The first DVB Common Interface (DVB-CI) specification was created in 1997. It describes the interface between a Conditional Access Module (CAM) and the host, which is typically a TV set. All the conditional access functionality is provided by the CAM module whereas the host provides the necessary tuning functionally and presents audio and video. In the first DVB-CI version the content was transferred in the clear between the module and the host. This security loophole was resolved with the introduction of CI Plus in 2007. Being mandated by a European Directive, CI Plus slots are present in basically all TV sets sold in Europe.
DVB will continue to work on new versions of the CI Plus specification. In addition to new features and functionality, the current PCMCIA base physical form factor will be replaced by a more compact interface solution (CI Plus 2.0).
DVB-CI Plus 1.4 adds new features such as extensions to the CI Plus browser and the handling of multiple encrypted streams (multi stream). Other new features include the ability to route high-bandwidth IP streams through the Conditional Access Module (CAM), the ability for the CAM to control those IP streams, the new “Online Service Descriptor Table”(OSDT), and support for IP Multicast. These new features enable IPTV straight to the television set without the need for a set-top box.

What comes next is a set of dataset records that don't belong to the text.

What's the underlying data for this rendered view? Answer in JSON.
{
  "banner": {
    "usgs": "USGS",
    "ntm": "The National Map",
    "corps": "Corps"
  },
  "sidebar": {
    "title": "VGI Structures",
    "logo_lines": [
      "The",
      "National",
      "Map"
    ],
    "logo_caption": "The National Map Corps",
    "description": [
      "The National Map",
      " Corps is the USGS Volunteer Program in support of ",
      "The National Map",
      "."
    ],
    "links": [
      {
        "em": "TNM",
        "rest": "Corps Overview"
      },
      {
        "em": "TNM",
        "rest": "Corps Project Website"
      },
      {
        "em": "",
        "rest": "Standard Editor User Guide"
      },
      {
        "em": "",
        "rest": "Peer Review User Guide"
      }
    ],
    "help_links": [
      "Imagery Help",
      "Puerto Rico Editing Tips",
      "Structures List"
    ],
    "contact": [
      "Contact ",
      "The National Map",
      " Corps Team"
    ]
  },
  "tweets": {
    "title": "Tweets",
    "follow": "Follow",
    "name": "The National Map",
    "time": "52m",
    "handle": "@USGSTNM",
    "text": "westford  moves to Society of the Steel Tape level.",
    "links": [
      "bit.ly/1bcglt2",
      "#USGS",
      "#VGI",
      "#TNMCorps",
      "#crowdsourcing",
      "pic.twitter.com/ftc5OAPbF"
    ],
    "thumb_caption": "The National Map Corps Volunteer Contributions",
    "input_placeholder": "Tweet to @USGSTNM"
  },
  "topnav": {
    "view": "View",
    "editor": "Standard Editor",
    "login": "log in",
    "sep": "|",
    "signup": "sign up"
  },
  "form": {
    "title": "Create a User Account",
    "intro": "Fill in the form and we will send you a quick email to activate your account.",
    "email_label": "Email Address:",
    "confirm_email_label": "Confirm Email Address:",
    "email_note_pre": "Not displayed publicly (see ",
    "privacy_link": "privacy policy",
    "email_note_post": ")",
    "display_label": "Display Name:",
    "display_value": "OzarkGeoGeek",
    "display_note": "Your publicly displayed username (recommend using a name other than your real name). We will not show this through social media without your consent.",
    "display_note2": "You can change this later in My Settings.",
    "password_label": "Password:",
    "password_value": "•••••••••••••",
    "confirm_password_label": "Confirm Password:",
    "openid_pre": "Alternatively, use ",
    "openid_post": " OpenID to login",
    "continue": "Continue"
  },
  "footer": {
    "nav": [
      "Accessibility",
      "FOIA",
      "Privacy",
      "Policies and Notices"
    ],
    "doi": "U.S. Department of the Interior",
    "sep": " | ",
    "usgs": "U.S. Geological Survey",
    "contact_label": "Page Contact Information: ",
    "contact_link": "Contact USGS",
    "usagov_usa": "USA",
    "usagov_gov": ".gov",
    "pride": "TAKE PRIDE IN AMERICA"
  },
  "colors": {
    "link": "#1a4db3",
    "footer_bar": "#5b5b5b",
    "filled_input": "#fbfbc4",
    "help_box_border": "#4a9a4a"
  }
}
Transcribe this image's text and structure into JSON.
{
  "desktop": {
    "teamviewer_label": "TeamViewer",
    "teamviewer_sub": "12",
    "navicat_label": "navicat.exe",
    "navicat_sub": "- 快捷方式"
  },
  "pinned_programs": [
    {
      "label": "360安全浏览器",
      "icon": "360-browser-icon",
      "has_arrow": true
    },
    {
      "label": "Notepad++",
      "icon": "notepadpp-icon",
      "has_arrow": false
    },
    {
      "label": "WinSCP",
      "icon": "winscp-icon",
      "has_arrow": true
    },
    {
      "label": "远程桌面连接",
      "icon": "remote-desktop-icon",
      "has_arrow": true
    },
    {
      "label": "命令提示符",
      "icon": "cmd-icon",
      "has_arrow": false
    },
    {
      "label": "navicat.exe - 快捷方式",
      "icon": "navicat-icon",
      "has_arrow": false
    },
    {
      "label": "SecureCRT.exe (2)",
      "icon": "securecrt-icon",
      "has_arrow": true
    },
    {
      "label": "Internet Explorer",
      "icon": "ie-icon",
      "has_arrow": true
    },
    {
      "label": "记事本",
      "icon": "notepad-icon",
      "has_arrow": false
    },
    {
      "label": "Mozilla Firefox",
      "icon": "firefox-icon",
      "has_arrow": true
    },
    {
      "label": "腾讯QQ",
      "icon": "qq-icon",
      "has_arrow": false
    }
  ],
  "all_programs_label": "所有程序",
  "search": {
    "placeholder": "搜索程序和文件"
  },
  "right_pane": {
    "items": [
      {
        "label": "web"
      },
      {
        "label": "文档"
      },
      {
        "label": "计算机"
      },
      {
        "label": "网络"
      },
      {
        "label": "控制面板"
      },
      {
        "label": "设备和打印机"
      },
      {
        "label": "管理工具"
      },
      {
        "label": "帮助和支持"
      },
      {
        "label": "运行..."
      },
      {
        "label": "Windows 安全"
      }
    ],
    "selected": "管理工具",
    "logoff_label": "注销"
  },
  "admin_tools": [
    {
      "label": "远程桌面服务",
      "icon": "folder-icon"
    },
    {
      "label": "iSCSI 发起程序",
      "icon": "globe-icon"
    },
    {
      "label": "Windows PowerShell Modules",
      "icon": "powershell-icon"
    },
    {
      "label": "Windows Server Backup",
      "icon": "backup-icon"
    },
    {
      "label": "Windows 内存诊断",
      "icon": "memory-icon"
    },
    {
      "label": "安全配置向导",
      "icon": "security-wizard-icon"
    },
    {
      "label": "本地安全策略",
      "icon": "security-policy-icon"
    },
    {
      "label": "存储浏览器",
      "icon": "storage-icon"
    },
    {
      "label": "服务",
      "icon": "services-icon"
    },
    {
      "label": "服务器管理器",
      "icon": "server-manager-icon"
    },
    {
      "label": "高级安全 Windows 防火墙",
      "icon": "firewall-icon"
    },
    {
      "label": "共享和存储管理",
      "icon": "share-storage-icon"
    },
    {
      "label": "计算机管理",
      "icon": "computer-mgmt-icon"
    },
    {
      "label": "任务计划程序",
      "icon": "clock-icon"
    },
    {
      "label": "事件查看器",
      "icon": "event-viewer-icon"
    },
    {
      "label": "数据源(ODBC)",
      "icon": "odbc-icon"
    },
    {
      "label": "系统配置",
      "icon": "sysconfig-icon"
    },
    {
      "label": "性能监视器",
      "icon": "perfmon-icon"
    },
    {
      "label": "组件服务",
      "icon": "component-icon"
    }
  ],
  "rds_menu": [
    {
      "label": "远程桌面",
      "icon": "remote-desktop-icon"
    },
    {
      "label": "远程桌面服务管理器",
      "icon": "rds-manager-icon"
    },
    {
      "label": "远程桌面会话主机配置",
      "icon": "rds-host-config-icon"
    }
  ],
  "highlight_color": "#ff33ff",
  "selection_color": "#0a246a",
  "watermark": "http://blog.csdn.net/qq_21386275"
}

DVB-CI-Plus 2.0 was published as a DVB BlueBook in 2015/2016 and can be found on the page with the full list of DVB standards.
16 Nov 2015